Your assignment: Using the records below, reproduce exactly the lines from the one containing "What's the underlying" through the end, and nothing more; skip the images.

========================

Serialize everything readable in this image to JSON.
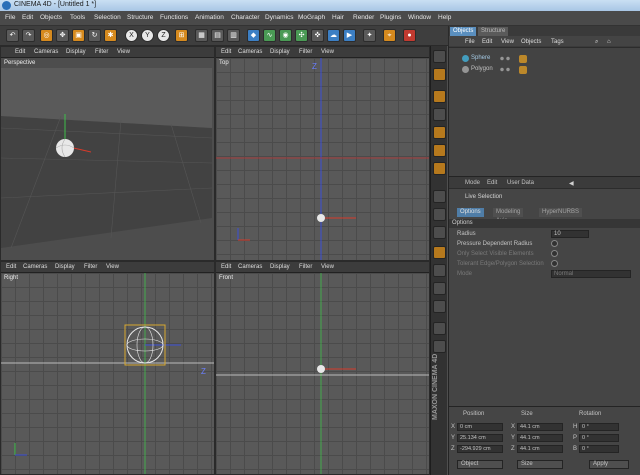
{
  "window": {
    "title": "CINEMA 4D - [Untitled 1 *]"
  },
  "menubar": [
    "File",
    "Edit",
    "Objects",
    "Tools",
    "Selection",
    "Structure",
    "Functions",
    "Animation",
    "Character",
    "Dynamics",
    "MoGraph",
    "Hair",
    "Render",
    "Plugins",
    "Window",
    "Help"
  ],
  "toolbar": {
    "axis_x": "X",
    "axis_y": "Y",
    "axis_z": "Z"
  },
  "viewports": {
    "menu": [
      "Edit",
      "Cameras",
      "Display",
      "Filter",
      "View"
    ],
    "perspective": {
      "label": "Perspective"
    },
    "top": {
      "label": "Top",
      "axis": "Z"
    },
    "right": {
      "label": "Right",
      "axis": "Z"
    },
    "front": {
      "label": "Front"
    }
  },
  "objects_panel": {
    "tabs": [
      "Objects",
      "Structure"
    ],
    "menu": [
      "File",
      "Edit",
      "View",
      "Objects",
      "Tags"
    ],
    "items": [
      "Sphere",
      "Polygon"
    ]
  },
  "attributes_panel": {
    "menu": [
      "Mode",
      "Edit",
      "User Data"
    ],
    "title": "Live Selection",
    "tabs": [
      "Options",
      "Modeling Axis",
      "HyperNURBS"
    ],
    "section": "Options",
    "radius_label": "Radius",
    "radius_value": "10",
    "options": [
      "Pressure Dependent Radius",
      "Only Select Visible Elements",
      "Tolerant Edge/Polygon Selection"
    ],
    "mode_label": "Mode",
    "mode_value": "Normal"
  },
  "coordinates": {
    "headers": [
      "Position",
      "Size",
      "Rotation"
    ],
    "rows": [
      {
        "axis": "X",
        "pos": "0 cm",
        "size_axis": "X",
        "size": "44.1 cm",
        "rot_axis": "H",
        "rot": "0 °"
      },
      {
        "axis": "Y",
        "pos": "25.134 cm",
        "size_axis": "Y",
        "size": "44.1 cm",
        "rot_axis": "P",
        "rot": "0 °"
      },
      {
        "axis": "Z",
        "pos": "-294.929 cm",
        "size_axis": "Z",
        "size": "44.1 cm",
        "rot_axis": "B",
        "rot": "0 °"
      }
    ],
    "dropdowns": [
      "Object",
      "Size"
    ],
    "apply": "Apply"
  },
  "brand": "MAXON CINEMA 4D",
  "colors": {
    "accent": "#d68a1e",
    "selection": "#5a8fbf",
    "axis_x": "#d83a2a",
    "axis_y": "#3fbf4a",
    "axis_z": "#3a4ed8"
  }
}
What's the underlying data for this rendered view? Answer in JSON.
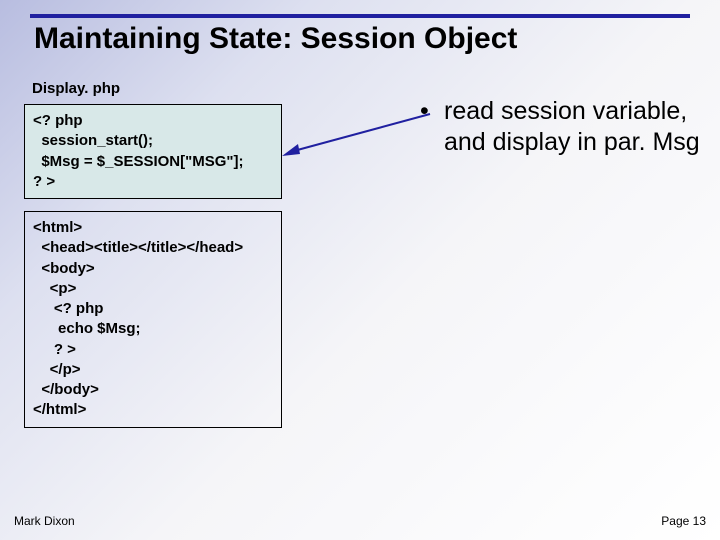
{
  "title": "Maintaining State: Session Object",
  "filename": "Display. php",
  "code_a": "<? php\n  session_start();\n  $Msg = $_SESSION[\"MSG\"];\n? >",
  "code_b": "<html>\n  <head><title></title></head>\n  <body>\n    <p>\n     <? php\n      echo $Msg;\n     ? >\n    </p>\n  </body>\n</html>",
  "bullet": "read session variable, and display in par. Msg",
  "footer_left": "Mark Dixon",
  "footer_right": "Page 13"
}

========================

Reply to the exercise:
What's the underlying data for this rendered view? Answer in JSON.
{
  "title": "Maintaining State: Session Object",
  "filename": "Display. php",
  "code_a": "<? php\n  session_start();\n  $Msg = $_SESSION[\"MSG\"];\n? >",
  "code_b": "<html>\n  <head><title></title></head>\n  <body>\n    <p>\n     <? php\n      echo $Msg;\n     ? >\n    </p>\n  </body>\n</html>",
  "bullet": "read session variable, and display in par. Msg",
  "footer_left": "Mark Dixon",
  "footer_right": "Page 13"
}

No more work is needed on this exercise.